Oct 31, 2019
So many things bother us, especially people. But pretty much everything has the power to upset our basic sense of well-being. Our tendency, when things bother us, is to blame the other person or situation for getting it wrong and thus causing our suffering. Once we have identified what we consider the cause of our disturbance, we usually set out to try and fix it. We attempt to change the other person's behavior or the situation into something we consider right, or at least something that will not bother us.
There is no doubt that people and situations can be the cause of our discontent. One of the topic that Esther Hicks talks about is that if a stranger calls you and says "You don't know me and I'm never going to talk to you again in my life" and then hung up. Would you care? Probably not, right? But what if someone who you love so much and may be you had an argument with him/her, calls you and says "I never ever want to talk to you again in my life" then your reaction is different. You don't feel good about it. You may go mad on him/her or you would think like oh my god! what did I do? I should've been nicer or something like that.
So the words were the same coming for two different people. For the stranger you care less, but for the someone who you love, then it's a different story.
So how can that change your reaction? It's the feelings that go right with it and the way you take it. But what if your reaction is like "Oh! that person might have a bad day and I'm sure it will be fine in a week or so. Is that a different reaction?
Is that kind of reaction makes you feel better first of all? If you take it that way then you might realize that sometimes other people have had a bad day and it has nothing to do with you.
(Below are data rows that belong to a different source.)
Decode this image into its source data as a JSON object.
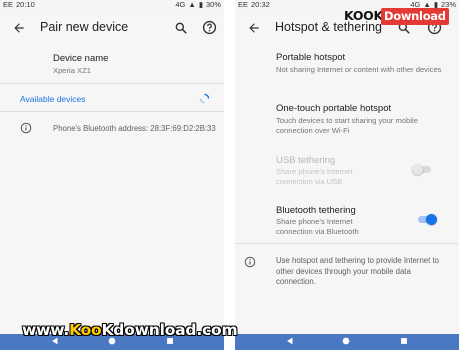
{
  "colors": {
    "accent": "#1a73e8",
    "toggle_on": "#1a73e8",
    "navbar": "#4a78c2",
    "logo_red": "#e53935",
    "watermark_yellow": "#ffcc00"
  },
  "left": {
    "status": {
      "carrier": "EE",
      "time": "20:10",
      "network": "4G",
      "battery": "30%"
    },
    "appbar": {
      "title": "Pair new device",
      "back_icon": "arrow-back-icon",
      "search_icon": "search-icon",
      "help_icon": "help-icon"
    },
    "device_name": {
      "title": "Device name",
      "value": "Xperia XZ1"
    },
    "available_devices": {
      "label": "Available devices",
      "progress_icon": "spinner-icon"
    },
    "bluetooth_info": "Phone's Bluetooth address: 28:3F:69:D2:2B:33"
  },
  "right": {
    "status": {
      "carrier": "EE",
      "time": "20:32",
      "network": "4G",
      "battery": "23%"
    },
    "appbar": {
      "title": "Hotspot & tethering",
      "back_icon": "arrow-back-icon",
      "search_icon": "search-icon",
      "help_icon": "help-icon"
    },
    "items": [
      {
        "title": "Portable hotspot",
        "subtitle": "Not sharing Internet or content with other devices"
      },
      {
        "title": "One-touch portable hotspot",
        "subtitle": "Touch devices to start sharing your mobile connection over Wi-Fi"
      },
      {
        "title": "USB tethering",
        "subtitle": "Share phone's Internet connection via USB",
        "enabled": false,
        "toggle_on": false
      },
      {
        "title": "Bluetooth tethering",
        "subtitle": "Share phone's Internet connection via Bluetooth",
        "enabled": true,
        "toggle_on": true
      }
    ],
    "info": "Use hotspot and tethering to provide Internet to other devices through your mobile data connection."
  },
  "logo": {
    "part1": "KOOK",
    "part2": "Download"
  },
  "watermark": {
    "prefix": "www.",
    "brand_yellow": "Koo",
    "brand_rest": "Kdownload.com"
  }
}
It's just the situation that goes with their reaction.
So this is not a post about how to more skillfully change those around us so that they can better fit into how we want them to be. This is about what happens when we are not successful at changing those around us, and cannot change the situation that is causing us pain.